── Material supplied

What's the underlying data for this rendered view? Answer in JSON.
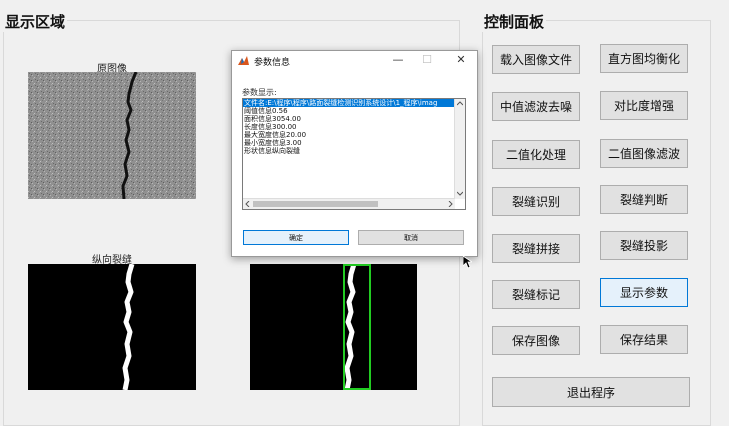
{
  "display_area": {
    "title": "显示区域"
  },
  "control_panel": {
    "title": "控制面板",
    "buttons": [
      "载入图像文件",
      "直方图均衡化",
      "中值滤波去噪",
      "对比度增强",
      "二值化处理",
      "二值图像滤波",
      "裂缝识别",
      "裂缝判断",
      "裂缝拼接",
      "裂缝投影",
      "裂缝标记",
      "显示参数",
      "保存图像",
      "保存结果"
    ],
    "exit_label": "退出程序",
    "active_button": "显示参数"
  },
  "images": {
    "original_caption": "原图像",
    "longitudinal_caption": "纵向裂缝"
  },
  "dialog": {
    "title": "参数信息",
    "minimize": "—",
    "maximize": "☐",
    "close": "✕",
    "label": "参数显示:",
    "lines": [
      "文件名:E:\\程序\\程序\\路面裂缝检测识别系统设计\\1_程序\\imag",
      "阈值信息0.56",
      "面积信息3054.00",
      "长度信息300.00",
      "最大宽度信息20.00",
      "最小宽度信息3.00",
      "形状信息纵向裂缝"
    ],
    "ok_label": "确定",
    "cancel_label": "取消"
  },
  "colors": {
    "accent": "#0078d7",
    "marker_box": "#22cc22"
  }
}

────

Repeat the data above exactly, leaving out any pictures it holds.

What's the underlying data for this rendered view? Answer in JSON.
{
  "display_area": {
    "title": "显示区域"
  },
  "control_panel": {
    "title": "控制面板",
    "buttons": [
      "载入图像文件",
      "直方图均衡化",
      "中值滤波去噪",
      "对比度增强",
      "二值化处理",
      "二值图像滤波",
      "裂缝识别",
      "裂缝判断",
      "裂缝拼接",
      "裂缝投影",
      "裂缝标记",
      "显示参数",
      "保存图像",
      "保存结果"
    ],
    "exit_label": "退出程序",
    "active_button": "显示参数"
  },
  "images": {
    "original_caption": "原图像",
    "longitudinal_caption": "纵向裂缝"
  },
  "dialog": {
    "title": "参数信息",
    "minimize": "—",
    "maximize": "☐",
    "close": "✕",
    "label": "参数显示:",
    "lines": [
      "文件名:E:\\程序\\程序\\路面裂缝检测识别系统设计\\1_程序\\imag",
      "阈值信息0.56",
      "面积信息3054.00",
      "长度信息300.00",
      "最大宽度信息20.00",
      "最小宽度信息3.00",
      "形状信息纵向裂缝"
    ],
    "ok_label": "确定",
    "cancel_label": "取消"
  },
  "colors": {
    "accent": "#0078d7",
    "marker_box": "#22cc22"
  }
}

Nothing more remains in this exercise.